Work to complete.
Reproduce the complete listing without any deviation.
___ Material for the task ___
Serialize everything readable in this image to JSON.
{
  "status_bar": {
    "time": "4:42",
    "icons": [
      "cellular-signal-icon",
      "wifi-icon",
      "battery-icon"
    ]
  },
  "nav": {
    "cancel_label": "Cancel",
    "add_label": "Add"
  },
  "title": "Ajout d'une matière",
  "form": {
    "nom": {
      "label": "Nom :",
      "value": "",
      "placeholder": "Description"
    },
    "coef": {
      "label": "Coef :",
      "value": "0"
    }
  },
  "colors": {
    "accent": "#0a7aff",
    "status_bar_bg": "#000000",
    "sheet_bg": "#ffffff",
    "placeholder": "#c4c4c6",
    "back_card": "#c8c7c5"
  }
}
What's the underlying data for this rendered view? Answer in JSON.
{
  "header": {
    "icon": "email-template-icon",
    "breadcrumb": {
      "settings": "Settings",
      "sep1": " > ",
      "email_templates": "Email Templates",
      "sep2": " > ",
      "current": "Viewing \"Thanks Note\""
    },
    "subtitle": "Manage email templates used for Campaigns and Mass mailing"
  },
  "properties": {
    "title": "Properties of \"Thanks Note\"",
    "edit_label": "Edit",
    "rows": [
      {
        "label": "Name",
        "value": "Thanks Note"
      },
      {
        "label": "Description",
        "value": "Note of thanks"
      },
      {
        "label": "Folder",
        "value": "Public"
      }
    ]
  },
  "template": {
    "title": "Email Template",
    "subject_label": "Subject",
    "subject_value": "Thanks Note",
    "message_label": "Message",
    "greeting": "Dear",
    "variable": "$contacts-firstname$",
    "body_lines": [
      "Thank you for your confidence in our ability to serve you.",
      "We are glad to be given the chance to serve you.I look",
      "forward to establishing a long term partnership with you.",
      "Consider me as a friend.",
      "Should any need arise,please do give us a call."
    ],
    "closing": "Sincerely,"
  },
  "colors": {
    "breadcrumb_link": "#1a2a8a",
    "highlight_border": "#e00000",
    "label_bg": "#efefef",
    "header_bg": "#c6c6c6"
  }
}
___
Expected answer.
Serialize everything readable in this image to JSON.
{
  "status_bar": {
    "time": "4:42",
    "icons": [
      "cellular-signal-icon",
      "wifi-icon",
      "battery-icon"
    ]
  },
  "nav": {
    "cancel_label": "Cancel",
    "add_label": "Add"
  },
  "title": "Ajout d'une matière",
  "form": {
    "nom": {
      "label": "Nom :",
      "value": "",
      "placeholder": "Description"
    },
    "coef": {
      "label": "Coef :",
      "value": "0"
    }
  },
  "colors": {
    "accent": "#0a7aff",
    "status_bar_bg": "#000000",
    "sheet_bg": "#ffffff",
    "placeholder": "#c4c4c6",
    "back_card": "#c8c7c5"
  }
}
What's the underlying data for this rendered view? Answer in JSON.
{
  "header": {
    "icon": "email-template-icon",
    "breadcrumb": {
      "settings": "Settings",
      "sep1": " > ",
      "email_templates": "Email Templates",
      "sep2": " > ",
      "current": "Viewing \"Thanks Note\""
    },
    "subtitle": "Manage email templates used for Campaigns and Mass mailing"
  },
  "properties": {
    "title": "Properties of \"Thanks Note\"",
    "edit_label": "Edit",
    "rows": [
      {
        "label": "Name",
        "value": "Thanks Note"
      },
      {
        "label": "Description",
        "value": "Note of thanks"
      },
      {
        "label": "Folder",
        "value": "Public"
      }
    ]
  },
  "template": {
    "title": "Email Template",
    "subject_label": "Subject",
    "subject_value": "Thanks Note",
    "message_label": "Message",
    "greeting": "Dear",
    "variable": "$contacts-firstname$",
    "body_lines": [
      "Thank you for your confidence in our ability to serve you.",
      "We are glad to be given the chance to serve you.I look",
      "forward to establishing a long term partnership with you.",
      "Consider me as a friend.",
      "Should any need arise,please do give us a call."
    ],
    "closing": "Sincerely,"
  },
  "colors": {
    "breadcrumb_link": "#1a2a8a",
    "highlight_border": "#e00000",
    "label_bg": "#efefef",
    "header_bg": "#c6c6c6"
  }
}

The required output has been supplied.